WHAT IS NEEDED >> The records should be copied out again with no alteration.

Web page and app entries >>
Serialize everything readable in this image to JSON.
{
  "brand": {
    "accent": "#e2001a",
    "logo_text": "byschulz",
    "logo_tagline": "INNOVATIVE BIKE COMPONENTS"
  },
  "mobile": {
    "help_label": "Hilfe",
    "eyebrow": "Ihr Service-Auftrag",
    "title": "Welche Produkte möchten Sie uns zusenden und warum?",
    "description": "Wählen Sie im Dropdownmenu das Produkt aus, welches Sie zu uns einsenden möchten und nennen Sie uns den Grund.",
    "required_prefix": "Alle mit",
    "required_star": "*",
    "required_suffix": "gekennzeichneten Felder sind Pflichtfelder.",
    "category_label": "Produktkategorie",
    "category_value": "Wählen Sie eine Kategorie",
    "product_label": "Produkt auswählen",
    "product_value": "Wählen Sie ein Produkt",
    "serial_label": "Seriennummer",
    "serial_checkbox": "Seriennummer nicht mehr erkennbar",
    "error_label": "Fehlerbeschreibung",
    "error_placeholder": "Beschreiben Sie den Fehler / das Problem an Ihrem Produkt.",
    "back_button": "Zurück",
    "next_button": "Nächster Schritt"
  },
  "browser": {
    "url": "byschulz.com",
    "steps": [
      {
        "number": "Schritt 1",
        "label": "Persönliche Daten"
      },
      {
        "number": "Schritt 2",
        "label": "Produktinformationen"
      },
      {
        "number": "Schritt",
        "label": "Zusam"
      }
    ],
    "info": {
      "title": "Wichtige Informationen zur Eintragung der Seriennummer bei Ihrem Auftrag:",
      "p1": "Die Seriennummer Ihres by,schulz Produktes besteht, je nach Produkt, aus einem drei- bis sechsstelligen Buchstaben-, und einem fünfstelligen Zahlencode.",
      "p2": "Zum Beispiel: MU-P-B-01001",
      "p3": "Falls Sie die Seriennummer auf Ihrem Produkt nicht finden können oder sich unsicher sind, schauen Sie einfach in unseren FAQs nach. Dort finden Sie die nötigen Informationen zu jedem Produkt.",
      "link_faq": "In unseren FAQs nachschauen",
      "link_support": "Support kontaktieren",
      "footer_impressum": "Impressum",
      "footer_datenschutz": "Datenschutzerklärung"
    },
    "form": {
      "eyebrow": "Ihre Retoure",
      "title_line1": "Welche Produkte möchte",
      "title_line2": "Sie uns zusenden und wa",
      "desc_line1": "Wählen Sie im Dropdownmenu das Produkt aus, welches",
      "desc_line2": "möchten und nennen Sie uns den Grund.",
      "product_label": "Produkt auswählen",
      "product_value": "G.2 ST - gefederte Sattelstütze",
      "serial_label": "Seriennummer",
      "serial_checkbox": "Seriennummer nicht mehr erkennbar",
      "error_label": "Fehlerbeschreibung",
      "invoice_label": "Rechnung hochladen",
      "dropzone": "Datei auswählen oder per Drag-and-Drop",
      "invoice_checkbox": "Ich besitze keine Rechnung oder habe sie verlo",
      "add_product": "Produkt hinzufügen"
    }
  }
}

SOLUTION BELOW >>
Serialize everything readable in this image to JSON.
{
  "brand": {
    "accent": "#e2001a",
    "logo_text": "byschulz",
    "logo_tagline": "INNOVATIVE BIKE COMPONENTS"
  },
  "mobile": {
    "help_label": "Hilfe",
    "eyebrow": "Ihr Service-Auftrag",
    "title": "Welche Produkte möchten Sie uns zusenden und warum?",
    "description": "Wählen Sie im Dropdownmenu das Produkt aus, welches Sie zu uns einsenden möchten und nennen Sie uns den Grund.",
    "required_prefix": "Alle mit",
    "required_star": "*",
    "required_suffix": "gekennzeichneten Felder sind Pflichtfelder.",
    "category_label": "Produktkategorie",
    "category_value": "Wählen Sie eine Kategorie",
    "product_label": "Produkt auswählen",
    "product_value": "Wählen Sie ein Produkt",
    "serial_label": "Seriennummer",
    "serial_checkbox": "Seriennummer nicht mehr erkennbar",
    "error_label": "Fehlerbeschreibung",
    "error_placeholder": "Beschreiben Sie den Fehler / das Problem an Ihrem Produkt.",
    "back_button": "Zurück",
    "next_button": "Nächster Schritt"
  },
  "browser": {
    "url": "byschulz.com",
    "steps": [
      {
        "number": "Schritt 1",
        "label": "Persönliche Daten"
      },
      {
        "number": "Schritt 2",
        "label": "Produktinformationen"
      },
      {
        "number": "Schritt",
        "label": "Zusam"
      }
    ],
    "info": {
      "title": "Wichtige Informationen zur Eintragung der Seriennummer bei Ihrem Auftrag:",
      "p1": "Die Seriennummer Ihres by,schulz Produktes besteht, je nach Produkt, aus einem drei- bis sechsstelligen Buchstaben-, und einem fünfstelligen Zahlencode.",
      "p2": "Zum Beispiel: MU-P-B-01001",
      "p3": "Falls Sie die Seriennummer auf Ihrem Produkt nicht finden können oder sich unsicher sind, schauen Sie einfach in unseren FAQs nach. Dort finden Sie die nötigen Informationen zu jedem Produkt.",
      "link_faq": "In unseren FAQs nachschauen",
      "link_support": "Support kontaktieren",
      "footer_impressum": "Impressum",
      "footer_datenschutz": "Datenschutzerklärung"
    },
    "form": {
      "eyebrow": "Ihre Retoure",
      "title_line1": "Welche Produkte möchte",
      "title_line2": "Sie uns zusenden und wa",
      "desc_line1": "Wählen Sie im Dropdownmenu das Produkt aus, welches",
      "desc_line2": "möchten und nennen Sie uns den Grund.",
      "product_label": "Produkt auswählen",
      "product_value": "G.2 ST - gefederte Sattelstütze",
      "serial_label": "Seriennummer",
      "serial_checkbox": "Seriennummer nicht mehr erkennbar",
      "error_label": "Fehlerbeschreibung",
      "invoice_label": "Rechnung hochladen",
      "dropzone": "Datei auswählen oder per Drag-and-Drop",
      "invoice_checkbox": "Ich besitze keine Rechnung oder habe sie verlo",
      "add_product": "Produkt hinzufügen"
    }
  }
}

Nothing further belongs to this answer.